__Element data from apps and pages__:
********************

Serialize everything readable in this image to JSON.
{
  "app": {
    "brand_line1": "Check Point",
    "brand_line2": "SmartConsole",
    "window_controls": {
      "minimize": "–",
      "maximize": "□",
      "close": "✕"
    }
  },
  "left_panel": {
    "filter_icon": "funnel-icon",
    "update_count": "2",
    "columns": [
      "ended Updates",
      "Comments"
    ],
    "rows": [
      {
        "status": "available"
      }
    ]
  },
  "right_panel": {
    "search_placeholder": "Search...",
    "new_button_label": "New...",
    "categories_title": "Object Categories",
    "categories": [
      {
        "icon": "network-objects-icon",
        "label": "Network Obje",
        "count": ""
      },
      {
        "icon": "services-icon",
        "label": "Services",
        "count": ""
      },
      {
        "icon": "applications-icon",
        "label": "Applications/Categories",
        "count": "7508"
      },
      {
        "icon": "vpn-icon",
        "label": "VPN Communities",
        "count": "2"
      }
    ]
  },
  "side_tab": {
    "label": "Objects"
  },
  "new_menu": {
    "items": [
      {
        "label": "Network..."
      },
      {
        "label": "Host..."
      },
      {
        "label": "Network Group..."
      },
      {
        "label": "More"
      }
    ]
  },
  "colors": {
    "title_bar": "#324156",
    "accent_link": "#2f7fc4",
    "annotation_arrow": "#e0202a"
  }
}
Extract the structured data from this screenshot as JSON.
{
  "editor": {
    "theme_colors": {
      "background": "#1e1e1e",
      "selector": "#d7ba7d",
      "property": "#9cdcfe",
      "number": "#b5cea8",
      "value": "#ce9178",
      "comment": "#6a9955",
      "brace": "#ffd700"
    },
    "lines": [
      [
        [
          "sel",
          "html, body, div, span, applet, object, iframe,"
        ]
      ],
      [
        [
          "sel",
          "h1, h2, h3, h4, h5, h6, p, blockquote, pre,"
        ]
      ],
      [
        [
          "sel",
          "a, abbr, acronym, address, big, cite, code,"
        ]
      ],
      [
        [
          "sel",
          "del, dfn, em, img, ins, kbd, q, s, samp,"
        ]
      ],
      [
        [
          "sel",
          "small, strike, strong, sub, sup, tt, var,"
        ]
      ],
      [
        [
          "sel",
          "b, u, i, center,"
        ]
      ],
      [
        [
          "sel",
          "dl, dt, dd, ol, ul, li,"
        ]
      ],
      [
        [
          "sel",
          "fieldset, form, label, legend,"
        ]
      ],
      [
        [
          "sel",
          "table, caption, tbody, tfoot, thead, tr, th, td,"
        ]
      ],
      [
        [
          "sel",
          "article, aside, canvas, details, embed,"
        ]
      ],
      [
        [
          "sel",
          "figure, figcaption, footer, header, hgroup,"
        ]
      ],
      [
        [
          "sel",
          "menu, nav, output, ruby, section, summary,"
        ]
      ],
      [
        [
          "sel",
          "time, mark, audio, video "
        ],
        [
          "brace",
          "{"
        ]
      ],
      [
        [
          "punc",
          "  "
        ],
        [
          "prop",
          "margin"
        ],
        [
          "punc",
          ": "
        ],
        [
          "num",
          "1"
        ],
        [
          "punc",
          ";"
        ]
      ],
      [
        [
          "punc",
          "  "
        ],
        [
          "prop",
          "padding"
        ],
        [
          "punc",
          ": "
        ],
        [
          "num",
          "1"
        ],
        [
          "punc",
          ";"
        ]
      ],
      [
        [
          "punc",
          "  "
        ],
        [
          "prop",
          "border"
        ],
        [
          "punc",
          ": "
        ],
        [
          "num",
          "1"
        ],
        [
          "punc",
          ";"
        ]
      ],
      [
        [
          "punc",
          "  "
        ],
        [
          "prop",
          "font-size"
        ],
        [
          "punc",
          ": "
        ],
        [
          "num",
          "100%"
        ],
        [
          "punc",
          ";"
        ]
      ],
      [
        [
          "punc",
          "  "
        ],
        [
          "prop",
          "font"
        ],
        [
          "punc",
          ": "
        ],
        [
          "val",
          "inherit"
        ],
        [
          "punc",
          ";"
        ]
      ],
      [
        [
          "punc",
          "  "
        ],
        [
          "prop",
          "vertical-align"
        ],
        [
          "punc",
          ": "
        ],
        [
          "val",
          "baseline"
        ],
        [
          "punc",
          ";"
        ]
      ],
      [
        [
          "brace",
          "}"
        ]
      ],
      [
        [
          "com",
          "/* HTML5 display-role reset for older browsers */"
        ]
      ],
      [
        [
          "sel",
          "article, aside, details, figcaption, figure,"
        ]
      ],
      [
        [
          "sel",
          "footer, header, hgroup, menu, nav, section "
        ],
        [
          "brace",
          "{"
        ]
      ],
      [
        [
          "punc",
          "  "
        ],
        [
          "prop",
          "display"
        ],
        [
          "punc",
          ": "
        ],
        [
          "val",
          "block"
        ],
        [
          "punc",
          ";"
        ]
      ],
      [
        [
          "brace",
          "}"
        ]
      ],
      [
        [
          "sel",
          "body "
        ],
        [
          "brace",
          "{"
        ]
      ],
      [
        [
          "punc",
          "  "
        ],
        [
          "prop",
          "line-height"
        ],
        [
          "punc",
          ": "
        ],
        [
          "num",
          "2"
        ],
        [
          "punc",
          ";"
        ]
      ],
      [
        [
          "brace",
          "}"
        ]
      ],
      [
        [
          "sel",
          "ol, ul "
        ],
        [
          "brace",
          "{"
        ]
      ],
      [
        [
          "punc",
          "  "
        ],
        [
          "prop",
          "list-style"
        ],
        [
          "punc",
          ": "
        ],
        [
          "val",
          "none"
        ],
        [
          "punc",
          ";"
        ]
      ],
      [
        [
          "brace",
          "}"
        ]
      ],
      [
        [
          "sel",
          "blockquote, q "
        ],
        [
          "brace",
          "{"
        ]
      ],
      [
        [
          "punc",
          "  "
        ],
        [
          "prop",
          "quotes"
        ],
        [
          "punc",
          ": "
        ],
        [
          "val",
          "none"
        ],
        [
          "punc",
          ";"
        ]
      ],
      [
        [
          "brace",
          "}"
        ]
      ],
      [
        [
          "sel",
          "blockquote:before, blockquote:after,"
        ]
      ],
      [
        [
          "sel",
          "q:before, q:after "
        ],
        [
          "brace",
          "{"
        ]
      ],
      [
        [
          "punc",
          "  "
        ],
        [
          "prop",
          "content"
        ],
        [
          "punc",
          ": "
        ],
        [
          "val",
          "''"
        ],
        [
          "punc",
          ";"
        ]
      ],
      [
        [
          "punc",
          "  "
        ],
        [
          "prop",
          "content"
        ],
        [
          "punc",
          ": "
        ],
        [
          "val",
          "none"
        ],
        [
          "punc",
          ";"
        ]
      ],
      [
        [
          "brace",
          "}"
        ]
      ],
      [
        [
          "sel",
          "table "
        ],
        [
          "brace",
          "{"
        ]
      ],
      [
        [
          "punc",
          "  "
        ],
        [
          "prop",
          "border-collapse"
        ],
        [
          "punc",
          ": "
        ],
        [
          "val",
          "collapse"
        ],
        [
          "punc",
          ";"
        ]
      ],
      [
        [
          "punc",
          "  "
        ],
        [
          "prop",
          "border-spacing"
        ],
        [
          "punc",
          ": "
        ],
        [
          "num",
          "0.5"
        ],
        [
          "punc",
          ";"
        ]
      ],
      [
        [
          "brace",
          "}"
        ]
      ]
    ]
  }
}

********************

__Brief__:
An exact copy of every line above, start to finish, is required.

__Response box__:
Serialize everything readable in this image to JSON.
{
  "app": {
    "brand_line1": "Check Point",
    "brand_line2": "SmartConsole",
    "window_controls": {
      "minimize": "–",
      "maximize": "□",
      "close": "✕"
    }
  },
  "left_panel": {
    "filter_icon": "funnel-icon",
    "update_count": "2",
    "columns": [
      "ended Updates",
      "Comments"
    ],
    "rows": [
      {
        "status": "available"
      }
    ]
  },
  "right_panel": {
    "search_placeholder": "Search...",
    "new_button_label": "New...",
    "categories_title": "Object Categories",
    "categories": [
      {
        "icon": "network-objects-icon",
        "label": "Network Obje",
        "count": ""
      },
      {
        "icon": "services-icon",
        "label": "Services",
        "count": ""
      },
      {
        "icon": "applications-icon",
        "label": "Applications/Categories",
        "count": "7508"
      },
      {
        "icon": "vpn-icon",
        "label": "VPN Communities",
        "count": "2"
      }
    ]
  },
  "side_tab": {
    "label": "Objects"
  },
  "new_menu": {
    "items": [
      {
        "label": "Network..."
      },
      {
        "label": "Host..."
      },
      {
        "label": "Network Group..."
      },
      {
        "label": "More"
      }
    ]
  },
  "colors": {
    "title_bar": "#324156",
    "accent_link": "#2f7fc4",
    "annotation_arrow": "#e0202a"
  }
}
Extract the structured data from this screenshot as JSON.
{
  "editor": {
    "theme_colors": {
      "background": "#1e1e1e",
      "selector": "#d7ba7d",
      "property": "#9cdcfe",
      "number": "#b5cea8",
      "value": "#ce9178",
      "comment": "#6a9955",
      "brace": "#ffd700"
    },
    "lines": [
      [
        [
          "sel",
          "html, body, div, span, applet, object, iframe,"
        ]
      ],
      [
        [
          "sel",
          "h1, h2, h3, h4, h5, h6, p, blockquote, pre,"
        ]
      ],
      [
        [
          "sel",
          "a, abbr, acronym, address, big, cite, code,"
        ]
      ],
      [
        [
          "sel",
          "del, dfn, em, img, ins, kbd, q, s, samp,"
        ]
      ],
      [
        [
          "sel",
          "small, strike, strong, sub, sup, tt, var,"
        ]
      ],
      [
        [
          "sel",
          "b, u, i, center,"
        ]
      ],
      [
        [
          "sel",
          "dl, dt, dd, ol, ul, li,"
        ]
      ],
      [
        [
          "sel",
          "fieldset, form, label, legend,"
        ]
      ],
      [
        [
          "sel",
          "table, caption, tbody, tfoot, thead, tr, th, td,"
        ]
      ],
      [
        [
          "sel",
          "article, aside, canvas, details, embed,"
        ]
      ],
      [
        [
          "sel",
          "figure, figcaption, footer, header, hgroup,"
        ]
      ],
      [
        [
          "sel",
          "menu, nav, output, ruby, section, summary,"
        ]
      ],
      [
        [
          "sel",
          "time, mark, audio, video "
        ],
        [
          "brace",
          "{"
        ]
      ],
      [
        [
          "punc",
          "  "
        ],
        [
          "prop",
          "margin"
        ],
        [
          "punc",
          ": "
        ],
        [
          "num",
          "1"
        ],
        [
          "punc",
          ";"
        ]
      ],
      [
        [
          "punc",
          "  "
        ],
        [
          "prop",
          "padding"
        ],
        [
          "punc",
          ": "
        ],
        [
          "num",
          "1"
        ],
        [
          "punc",
          ";"
        ]
      ],
      [
        [
          "punc",
          "  "
        ],
        [
          "prop",
          "border"
        ],
        [
          "punc",
          ": "
        ],
        [
          "num",
          "1"
        ],
        [
          "punc",
          ";"
        ]
      ],
      [
        [
          "punc",
          "  "
        ],
        [
          "prop",
          "font-size"
        ],
        [
          "punc",
          ": "
        ],
        [
          "num",
          "100%"
        ],
        [
          "punc",
          ";"
        ]
      ],
      [
        [
          "punc",
          "  "
        ],
        [
          "prop",
          "font"
        ],
        [
          "punc",
          ": "
        ],
        [
          "val",
          "inherit"
        ],
        [
          "punc",
          ";"
        ]
      ],
      [
        [
          "punc",
          "  "
        ],
        [
          "prop",
          "vertical-align"
        ],
        [
          "punc",
          ": "
        ],
        [
          "val",
          "baseline"
        ],
        [
          "punc",
          ";"
        ]
      ],
      [
        [
          "brace",
          "}"
        ]
      ],
      [
        [
          "com",
          "/* HTML5 display-role reset for older browsers */"
        ]
      ],
      [
        [
          "sel",
          "article, aside, details, figcaption, figure,"
        ]
      ],
      [
        [
          "sel",
          "footer, header, hgroup, menu, nav, section "
        ],
        [
          "brace",
          "{"
        ]
      ],
      [
        [
          "punc",
          "  "
        ],
        [
          "prop",
          "display"
        ],
        [
          "punc",
          ": "
        ],
        [
          "val",
          "block"
        ],
        [
          "punc",
          ";"
        ]
      ],
      [
        [
          "brace",
          "}"
        ]
      ],
      [
        [
          "sel",
          "body "
        ],
        [
          "brace",
          "{"
        ]
      ],
      [
        [
          "punc",
          "  "
        ],
        [
          "prop",
          "line-height"
        ],
        [
          "punc",
          ": "
        ],
        [
          "num",
          "2"
        ],
        [
          "punc",
          ";"
        ]
      ],
      [
        [
          "brace",
          "}"
        ]
      ],
      [
        [
          "sel",
          "ol, ul "
        ],
        [
          "brace",
          "{"
        ]
      ],
      [
        [
          "punc",
          "  "
        ],
        [
          "prop",
          "list-style"
        ],
        [
          "punc",
          ": "
        ],
        [
          "val",
          "none"
        ],
        [
          "punc",
          ";"
        ]
      ],
      [
        [
          "brace",
          "}"
        ]
      ],
      [
        [
          "sel",
          "blockquote, q "
        ],
        [
          "brace",
          "{"
        ]
      ],
      [
        [
          "punc",
          "  "
        ],
        [
          "prop",
          "quotes"
        ],
        [
          "punc",
          ": "
        ],
        [
          "val",
          "none"
        ],
        [
          "punc",
          ";"
        ]
      ],
      [
        [
          "brace",
          "}"
        ]
      ],
      [
        [
          "sel",
          "blockquote:before, blockquote:after,"
        ]
      ],
      [
        [
          "sel",
          "q:before, q:after "
        ],
        [
          "brace",
          "{"
        ]
      ],
      [
        [
          "punc",
          "  "
        ],
        [
          "prop",
          "content"
        ],
        [
          "punc",
          ": "
        ],
        [
          "val",
          "''"
        ],
        [
          "punc",
          ";"
        ]
      ],
      [
        [
          "punc",
          "  "
        ],
        [
          "prop",
          "content"
        ],
        [
          "punc",
          ": "
        ],
        [
          "val",
          "none"
        ],
        [
          "punc",
          ";"
        ]
      ],
      [
        [
          "brace",
          "}"
        ]
      ],
      [
        [
          "sel",
          "table "
        ],
        [
          "brace",
          "{"
        ]
      ],
      [
        [
          "punc",
          "  "
        ],
        [
          "prop",
          "border-collapse"
        ],
        [
          "punc",
          ": "
        ],
        [
          "val",
          "collapse"
        ],
        [
          "punc",
          ";"
        ]
      ],
      [
        [
          "punc",
          "  "
        ],
        [
          "prop",
          "border-spacing"
        ],
        [
          "punc",
          ": "
        ],
        [
          "num",
          "0.5"
        ],
        [
          "punc",
          ";"
        ]
      ],
      [
        [
          "brace",
          "}"
        ]
      ]
    ]
  }
}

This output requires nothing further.